Extracted records
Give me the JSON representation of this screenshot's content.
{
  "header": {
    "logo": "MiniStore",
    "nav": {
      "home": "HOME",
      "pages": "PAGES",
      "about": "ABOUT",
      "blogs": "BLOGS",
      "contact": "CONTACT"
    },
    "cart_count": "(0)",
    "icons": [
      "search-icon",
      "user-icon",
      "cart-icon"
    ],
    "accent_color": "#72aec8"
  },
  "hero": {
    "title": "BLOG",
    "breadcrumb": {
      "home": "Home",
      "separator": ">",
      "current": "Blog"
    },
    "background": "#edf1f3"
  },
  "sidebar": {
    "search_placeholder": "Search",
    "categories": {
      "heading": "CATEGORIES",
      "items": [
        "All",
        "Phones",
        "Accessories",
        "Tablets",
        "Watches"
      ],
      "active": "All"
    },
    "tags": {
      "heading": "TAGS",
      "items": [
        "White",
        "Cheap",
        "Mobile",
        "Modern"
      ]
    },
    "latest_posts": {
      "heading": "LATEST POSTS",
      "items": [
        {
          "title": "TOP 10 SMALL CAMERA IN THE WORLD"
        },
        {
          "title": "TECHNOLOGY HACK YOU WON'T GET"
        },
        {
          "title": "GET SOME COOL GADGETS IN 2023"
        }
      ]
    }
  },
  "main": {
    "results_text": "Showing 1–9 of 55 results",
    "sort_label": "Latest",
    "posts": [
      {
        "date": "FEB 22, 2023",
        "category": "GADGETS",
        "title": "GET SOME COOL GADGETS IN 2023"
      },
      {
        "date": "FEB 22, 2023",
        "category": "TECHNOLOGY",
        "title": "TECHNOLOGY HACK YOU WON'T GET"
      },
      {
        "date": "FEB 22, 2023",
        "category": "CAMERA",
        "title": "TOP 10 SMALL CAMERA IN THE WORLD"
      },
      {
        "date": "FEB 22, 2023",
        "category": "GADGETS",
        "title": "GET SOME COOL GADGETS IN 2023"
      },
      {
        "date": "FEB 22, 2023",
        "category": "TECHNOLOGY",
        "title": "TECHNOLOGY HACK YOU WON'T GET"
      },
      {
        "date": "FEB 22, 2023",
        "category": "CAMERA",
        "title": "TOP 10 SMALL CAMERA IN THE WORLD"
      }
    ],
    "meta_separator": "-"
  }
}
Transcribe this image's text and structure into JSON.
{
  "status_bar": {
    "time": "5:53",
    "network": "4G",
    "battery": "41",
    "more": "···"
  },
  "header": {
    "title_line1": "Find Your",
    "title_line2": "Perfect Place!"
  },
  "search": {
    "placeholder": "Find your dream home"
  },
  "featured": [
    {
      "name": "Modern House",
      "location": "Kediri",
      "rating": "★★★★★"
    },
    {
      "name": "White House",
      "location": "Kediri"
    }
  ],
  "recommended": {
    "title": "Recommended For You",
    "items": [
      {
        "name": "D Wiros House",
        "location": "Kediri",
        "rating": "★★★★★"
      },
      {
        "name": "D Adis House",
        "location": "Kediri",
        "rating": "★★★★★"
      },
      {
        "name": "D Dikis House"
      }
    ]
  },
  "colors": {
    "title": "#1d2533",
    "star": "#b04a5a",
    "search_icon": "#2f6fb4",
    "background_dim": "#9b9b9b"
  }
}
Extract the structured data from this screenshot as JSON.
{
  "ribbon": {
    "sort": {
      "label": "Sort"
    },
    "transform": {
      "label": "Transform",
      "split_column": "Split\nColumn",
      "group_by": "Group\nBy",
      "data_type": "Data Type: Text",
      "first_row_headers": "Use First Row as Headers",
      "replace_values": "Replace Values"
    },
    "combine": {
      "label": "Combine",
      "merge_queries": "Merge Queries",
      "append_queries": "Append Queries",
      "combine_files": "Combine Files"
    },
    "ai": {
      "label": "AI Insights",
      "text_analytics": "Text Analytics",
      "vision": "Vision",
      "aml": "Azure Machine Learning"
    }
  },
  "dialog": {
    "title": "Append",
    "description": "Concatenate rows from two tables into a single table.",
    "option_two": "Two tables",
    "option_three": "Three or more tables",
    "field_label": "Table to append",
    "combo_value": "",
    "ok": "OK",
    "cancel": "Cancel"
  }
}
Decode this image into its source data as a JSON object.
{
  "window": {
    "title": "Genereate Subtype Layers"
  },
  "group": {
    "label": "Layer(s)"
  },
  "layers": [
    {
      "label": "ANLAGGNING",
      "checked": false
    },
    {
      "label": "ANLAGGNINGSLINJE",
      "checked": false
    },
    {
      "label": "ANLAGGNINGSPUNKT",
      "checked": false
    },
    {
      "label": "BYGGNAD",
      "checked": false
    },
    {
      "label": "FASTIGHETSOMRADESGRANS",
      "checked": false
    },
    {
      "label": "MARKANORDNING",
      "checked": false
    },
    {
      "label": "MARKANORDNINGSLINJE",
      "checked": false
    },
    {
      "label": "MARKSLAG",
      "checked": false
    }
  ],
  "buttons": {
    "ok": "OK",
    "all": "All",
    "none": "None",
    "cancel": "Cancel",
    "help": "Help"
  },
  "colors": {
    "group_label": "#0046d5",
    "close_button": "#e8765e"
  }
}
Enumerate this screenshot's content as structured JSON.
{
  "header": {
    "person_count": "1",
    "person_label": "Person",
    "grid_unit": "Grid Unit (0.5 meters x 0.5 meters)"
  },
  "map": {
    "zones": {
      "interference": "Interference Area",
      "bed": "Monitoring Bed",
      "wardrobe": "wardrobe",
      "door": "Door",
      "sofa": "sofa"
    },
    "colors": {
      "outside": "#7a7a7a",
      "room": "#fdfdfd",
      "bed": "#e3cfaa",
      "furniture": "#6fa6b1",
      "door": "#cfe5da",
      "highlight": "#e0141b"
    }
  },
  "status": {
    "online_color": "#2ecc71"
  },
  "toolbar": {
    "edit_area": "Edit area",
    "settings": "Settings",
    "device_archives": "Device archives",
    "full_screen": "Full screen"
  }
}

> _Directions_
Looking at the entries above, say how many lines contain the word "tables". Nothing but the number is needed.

> _Answer for this exercise_
3